*Activity*
Go over the lines below, and when one contains the word "tone", copy it.

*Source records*
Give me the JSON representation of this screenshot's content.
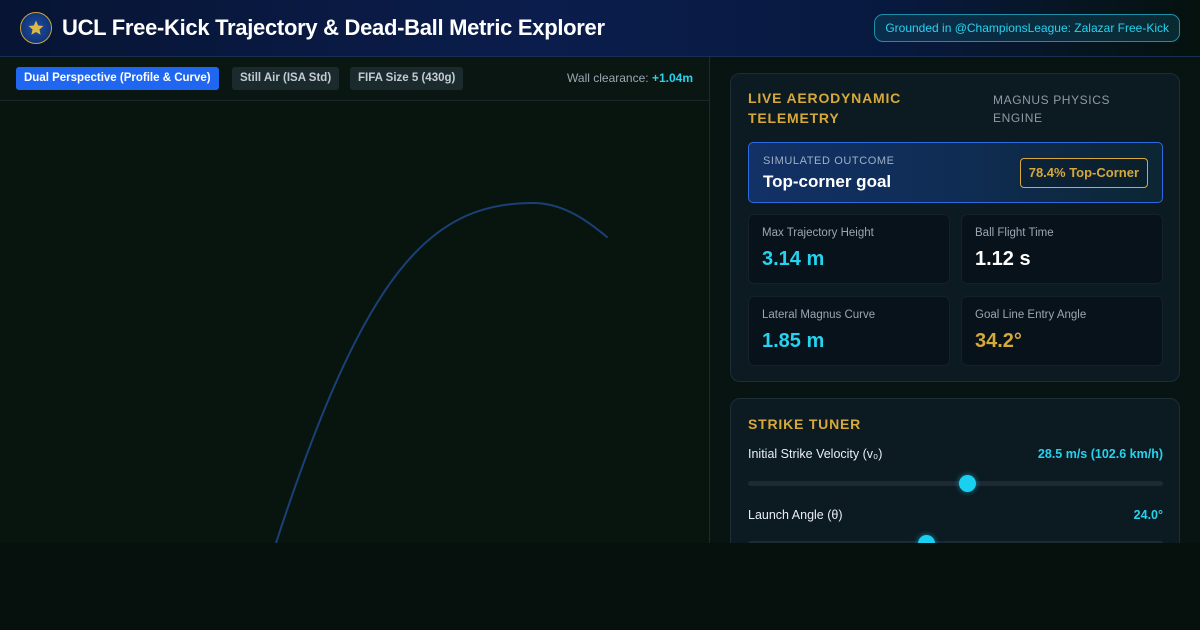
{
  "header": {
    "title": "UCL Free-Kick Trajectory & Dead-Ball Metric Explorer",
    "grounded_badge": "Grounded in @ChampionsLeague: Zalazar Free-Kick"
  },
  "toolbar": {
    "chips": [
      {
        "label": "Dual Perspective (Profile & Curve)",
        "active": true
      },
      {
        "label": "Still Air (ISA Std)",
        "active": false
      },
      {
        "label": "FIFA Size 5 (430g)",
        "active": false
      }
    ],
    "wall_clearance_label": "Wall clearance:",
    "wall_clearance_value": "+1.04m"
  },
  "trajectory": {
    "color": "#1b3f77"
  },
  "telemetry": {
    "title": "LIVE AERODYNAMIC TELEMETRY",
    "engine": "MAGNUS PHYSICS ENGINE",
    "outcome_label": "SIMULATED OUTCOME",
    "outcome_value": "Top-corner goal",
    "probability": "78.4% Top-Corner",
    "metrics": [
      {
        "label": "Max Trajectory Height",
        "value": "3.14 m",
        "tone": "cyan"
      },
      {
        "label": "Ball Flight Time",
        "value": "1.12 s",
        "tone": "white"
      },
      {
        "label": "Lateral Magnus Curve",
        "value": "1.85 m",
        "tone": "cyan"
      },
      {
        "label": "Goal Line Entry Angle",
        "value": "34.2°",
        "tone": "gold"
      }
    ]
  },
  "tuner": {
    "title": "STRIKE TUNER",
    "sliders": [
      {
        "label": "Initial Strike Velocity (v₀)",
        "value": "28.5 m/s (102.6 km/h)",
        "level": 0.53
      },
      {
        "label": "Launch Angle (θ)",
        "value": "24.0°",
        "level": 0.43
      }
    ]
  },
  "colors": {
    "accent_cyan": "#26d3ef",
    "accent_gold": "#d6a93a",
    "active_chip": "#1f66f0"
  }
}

*Answer for the task*
        "tone": "cyan"
        "tone": "white"
        "tone": "cyan"
        "tone": "gold"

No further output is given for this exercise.